**Supplied entries**:
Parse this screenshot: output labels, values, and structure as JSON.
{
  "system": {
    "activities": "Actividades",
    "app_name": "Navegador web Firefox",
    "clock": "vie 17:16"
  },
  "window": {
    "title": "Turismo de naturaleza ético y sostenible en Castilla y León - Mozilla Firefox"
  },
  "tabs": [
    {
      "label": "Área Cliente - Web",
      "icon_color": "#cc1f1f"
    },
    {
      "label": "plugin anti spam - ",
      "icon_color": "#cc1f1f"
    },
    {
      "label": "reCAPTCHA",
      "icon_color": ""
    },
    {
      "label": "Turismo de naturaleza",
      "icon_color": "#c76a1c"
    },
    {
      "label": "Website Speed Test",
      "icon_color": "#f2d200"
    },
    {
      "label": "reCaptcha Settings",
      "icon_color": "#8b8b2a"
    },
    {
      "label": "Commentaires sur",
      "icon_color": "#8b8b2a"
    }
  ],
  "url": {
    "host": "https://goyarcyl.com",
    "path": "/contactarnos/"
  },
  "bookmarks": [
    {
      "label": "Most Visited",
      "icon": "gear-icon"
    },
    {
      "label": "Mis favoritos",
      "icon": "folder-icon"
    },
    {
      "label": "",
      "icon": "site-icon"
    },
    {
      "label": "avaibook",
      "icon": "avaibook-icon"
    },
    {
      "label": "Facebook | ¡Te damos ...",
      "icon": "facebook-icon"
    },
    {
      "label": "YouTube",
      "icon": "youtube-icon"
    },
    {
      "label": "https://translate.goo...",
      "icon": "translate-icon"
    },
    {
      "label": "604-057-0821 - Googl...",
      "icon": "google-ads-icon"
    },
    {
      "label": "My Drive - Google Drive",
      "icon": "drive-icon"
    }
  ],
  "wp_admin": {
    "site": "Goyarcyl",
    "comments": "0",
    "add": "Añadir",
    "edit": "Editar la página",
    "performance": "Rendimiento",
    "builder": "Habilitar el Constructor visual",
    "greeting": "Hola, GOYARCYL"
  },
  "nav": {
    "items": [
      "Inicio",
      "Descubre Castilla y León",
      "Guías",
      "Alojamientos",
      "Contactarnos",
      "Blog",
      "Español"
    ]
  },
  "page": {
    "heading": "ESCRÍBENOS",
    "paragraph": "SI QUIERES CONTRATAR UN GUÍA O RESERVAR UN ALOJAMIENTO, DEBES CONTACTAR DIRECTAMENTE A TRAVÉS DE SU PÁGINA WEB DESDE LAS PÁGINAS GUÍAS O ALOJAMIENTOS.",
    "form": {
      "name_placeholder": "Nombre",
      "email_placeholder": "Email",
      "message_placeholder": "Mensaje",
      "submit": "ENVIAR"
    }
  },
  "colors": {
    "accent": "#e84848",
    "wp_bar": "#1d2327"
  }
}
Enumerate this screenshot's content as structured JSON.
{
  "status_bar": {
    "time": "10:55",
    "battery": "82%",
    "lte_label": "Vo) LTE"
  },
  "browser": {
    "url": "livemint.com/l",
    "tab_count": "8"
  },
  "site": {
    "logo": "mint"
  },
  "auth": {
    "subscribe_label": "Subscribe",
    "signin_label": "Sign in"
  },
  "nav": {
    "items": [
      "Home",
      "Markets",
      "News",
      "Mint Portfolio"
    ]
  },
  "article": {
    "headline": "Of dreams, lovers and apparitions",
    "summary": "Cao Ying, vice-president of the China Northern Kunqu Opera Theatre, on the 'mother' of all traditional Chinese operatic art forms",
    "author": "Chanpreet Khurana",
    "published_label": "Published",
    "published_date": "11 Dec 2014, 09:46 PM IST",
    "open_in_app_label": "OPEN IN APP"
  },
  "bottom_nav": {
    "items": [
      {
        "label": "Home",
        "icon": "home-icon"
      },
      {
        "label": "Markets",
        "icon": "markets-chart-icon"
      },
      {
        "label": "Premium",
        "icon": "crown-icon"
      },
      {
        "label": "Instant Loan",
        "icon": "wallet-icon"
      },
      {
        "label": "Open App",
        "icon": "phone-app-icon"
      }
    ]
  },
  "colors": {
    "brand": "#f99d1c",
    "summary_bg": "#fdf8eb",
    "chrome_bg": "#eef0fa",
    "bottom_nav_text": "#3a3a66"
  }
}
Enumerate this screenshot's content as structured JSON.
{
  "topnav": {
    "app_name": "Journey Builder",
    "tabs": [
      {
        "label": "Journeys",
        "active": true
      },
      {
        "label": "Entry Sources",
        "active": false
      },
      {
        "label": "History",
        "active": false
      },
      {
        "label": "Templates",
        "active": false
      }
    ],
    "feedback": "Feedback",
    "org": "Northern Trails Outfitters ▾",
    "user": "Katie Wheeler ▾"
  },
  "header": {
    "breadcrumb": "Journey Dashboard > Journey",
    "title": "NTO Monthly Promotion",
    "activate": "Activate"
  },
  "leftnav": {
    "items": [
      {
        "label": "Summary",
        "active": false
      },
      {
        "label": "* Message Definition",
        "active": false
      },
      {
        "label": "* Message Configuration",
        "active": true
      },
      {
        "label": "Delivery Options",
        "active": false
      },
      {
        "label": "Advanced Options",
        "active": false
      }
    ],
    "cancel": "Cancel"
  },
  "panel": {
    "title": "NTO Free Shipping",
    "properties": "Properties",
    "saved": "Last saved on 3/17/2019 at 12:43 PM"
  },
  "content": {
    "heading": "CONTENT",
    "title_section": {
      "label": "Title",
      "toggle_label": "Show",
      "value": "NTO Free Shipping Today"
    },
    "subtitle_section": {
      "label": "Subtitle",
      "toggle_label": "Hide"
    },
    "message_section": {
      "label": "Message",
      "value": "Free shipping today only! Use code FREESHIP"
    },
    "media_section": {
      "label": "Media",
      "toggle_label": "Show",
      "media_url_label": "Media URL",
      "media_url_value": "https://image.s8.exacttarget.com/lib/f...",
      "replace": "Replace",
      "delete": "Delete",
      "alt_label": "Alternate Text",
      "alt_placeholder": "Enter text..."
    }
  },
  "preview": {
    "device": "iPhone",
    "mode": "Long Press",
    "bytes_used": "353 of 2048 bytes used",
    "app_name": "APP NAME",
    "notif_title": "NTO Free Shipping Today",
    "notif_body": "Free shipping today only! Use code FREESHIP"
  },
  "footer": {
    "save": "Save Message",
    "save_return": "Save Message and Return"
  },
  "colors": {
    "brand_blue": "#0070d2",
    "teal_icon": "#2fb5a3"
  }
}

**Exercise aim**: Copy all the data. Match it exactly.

**Result**:
Parse this screenshot: output labels, values, and structure as JSON.
{
  "system": {
    "activities": "Actividades",
    "app_name": "Navegador web Firefox",
    "clock": "vie 17:16"
  },
  "window": {
    "title": "Turismo de naturaleza ético y sostenible en Castilla y León - Mozilla Firefox"
  },
  "tabs": [
    {
      "label": "Área Cliente - Web",
      "icon_color": "#cc1f1f"
    },
    {
      "label": "plugin anti spam - ",
      "icon_color": "#cc1f1f"
    },
    {
      "label": "reCAPTCHA",
      "icon_color": ""
    },
    {
      "label": "Turismo de naturaleza",
      "icon_color": "#c76a1c"
    },
    {
      "label": "Website Speed Test",
      "icon_color": "#f2d200"
    },
    {
      "label": "reCaptcha Settings",
      "icon_color": "#8b8b2a"
    },
    {
      "label": "Commentaires sur",
      "icon_color": "#8b8b2a"
    }
  ],
  "url": {
    "host": "https://goyarcyl.com",
    "path": "/contactarnos/"
  },
  "bookmarks": [
    {
      "label": "Most Visited",
      "icon": "gear-icon"
    },
    {
      "label": "Mis favoritos",
      "icon": "folder-icon"
    },
    {
      "label": "",
      "icon": "site-icon"
    },
    {
      "label": "avaibook",
      "icon": "avaibook-icon"
    },
    {
      "label": "Facebook | ¡Te damos ...",
      "icon": "facebook-icon"
    },
    {
      "label": "YouTube",
      "icon": "youtube-icon"
    },
    {
      "label": "https://translate.goo...",
      "icon": "translate-icon"
    },
    {
      "label": "604-057-0821 - Googl...",
      "icon": "google-ads-icon"
    },
    {
      "label": "My Drive - Google Drive",
      "icon": "drive-icon"
    }
  ],
  "wp_admin": {
    "site": "Goyarcyl",
    "comments": "0",
    "add": "Añadir",
    "edit": "Editar la página",
    "performance": "Rendimiento",
    "builder": "Habilitar el Constructor visual",
    "greeting": "Hola, GOYARCYL"
  },
  "nav": {
    "items": [
      "Inicio",
      "Descubre Castilla y León",
      "Guías",
      "Alojamientos",
      "Contactarnos",
      "Blog",
      "Español"
    ]
  },
  "page": {
    "heading": "ESCRÍBENOS",
    "paragraph": "SI QUIERES CONTRATAR UN GUÍA O RESERVAR UN ALOJAMIENTO, DEBES CONTACTAR DIRECTAMENTE A TRAVÉS DE SU PÁGINA WEB DESDE LAS PÁGINAS GUÍAS O ALOJAMIENTOS.",
    "form": {
      "name_placeholder": "Nombre",
      "email_placeholder": "Email",
      "message_placeholder": "Mensaje",
      "submit": "ENVIAR"
    }
  },
  "colors": {
    "accent": "#e84848",
    "wp_bar": "#1d2327"
  }
}
Enumerate this screenshot's content as structured JSON.
{
  "status_bar": {
    "time": "10:55",
    "battery": "82%",
    "lte_label": "Vo) LTE"
  },
  "browser": {
    "url": "livemint.com/l",
    "tab_count": "8"
  },
  "site": {
    "logo": "mint"
  },
  "auth": {
    "subscribe_label": "Subscribe",
    "signin_label": "Sign in"
  },
  "nav": {
    "items": [
      "Home",
      "Markets",
      "News",
      "Mint Portfolio"
    ]
  },
  "article": {
    "headline": "Of dreams, lovers and apparitions",
    "summary": "Cao Ying, vice-president of the China Northern Kunqu Opera Theatre, on the 'mother' of all traditional Chinese operatic art forms",
    "author": "Chanpreet Khurana",
    "published_label": "Published",
    "published_date": "11 Dec 2014, 09:46 PM IST",
    "open_in_app_label": "OPEN IN APP"
  },
  "bottom_nav": {
    "items": [
      {
        "label": "Home",
        "icon": "home-icon"
      },
      {
        "label": "Markets",
        "icon": "markets-chart-icon"
      },
      {
        "label": "Premium",
        "icon": "crown-icon"
      },
      {
        "label": "Instant Loan",
        "icon": "wallet-icon"
      },
      {
        "label": "Open App",
        "icon": "phone-app-icon"
      }
    ]
  },
  "colors": {
    "brand": "#f99d1c",
    "summary_bg": "#fdf8eb",
    "chrome_bg": "#eef0fa",
    "bottom_nav_text": "#3a3a66"
  }
}
Enumerate this screenshot's content as structured JSON.
{
  "topnav": {
    "app_name": "Journey Builder",
    "tabs": [
      {
        "label": "Journeys",
        "active": true
      },
      {
        "label": "Entry Sources",
        "active": false
      },
      {
        "label": "History",
        "active": false
      },
      {
        "label": "Templates",
        "active": false
      }
    ],
    "feedback": "Feedback",
    "org": "Northern Trails Outfitters ▾",
    "user": "Katie Wheeler ▾"
  },
  "header": {
    "breadcrumb": "Journey Dashboard > Journey",
    "title": "NTO Monthly Promotion",
    "activate": "Activate"
  },
  "leftnav": {
    "items": [
      {
        "label": "Summary",
        "active": false
      },
      {
        "label": "* Message Definition",
        "active": false
      },
      {
        "label": "* Message Configuration",
        "active": true
      },
      {
        "label": "Delivery Options",
        "active": false
      },
      {
        "label": "Advanced Options",
        "active": false
      }
    ],
    "cancel": "Cancel"
  },
  "panel": {
    "title": "NTO Free Shipping",
    "properties": "Properties",
    "saved": "Last saved on 3/17/2019 at 12:43 PM"
  },
  "content": {
    "heading": "CONTENT",
    "title_section": {
      "label": "Title",
      "toggle_label": "Show",
      "value": "NTO Free Shipping Today"
    },
    "subtitle_section": {
      "label": "Subtitle",
      "toggle_label": "Hide"
    },
    "message_section": {
      "label": "Message",
      "value": "Free shipping today only! Use code FREESHIP"
    },
    "media_section": {
      "label": "Media",
      "toggle_label": "Show",
      "media_url_label": "Media URL",
      "media_url_value": "https://image.s8.exacttarget.com/lib/f...",
      "replace": "Replace",
      "delete": "Delete",
      "alt_label": "Alternate Text",
      "alt_placeholder": "Enter text..."
    }
  },
  "preview": {
    "device": "iPhone",
    "mode": "Long Press",
    "bytes_used": "353 of 2048 bytes used",
    "app_name": "APP NAME",
    "notif_title": "NTO Free Shipping Today",
    "notif_body": "Free shipping today only! Use code FREESHIP"
  },
  "footer": {
    "save": "Save Message",
    "save_return": "Save Message and Return"
  },
  "colors": {
    "brand_blue": "#0070d2",
    "teal_icon": "#2fb5a3"
  }
}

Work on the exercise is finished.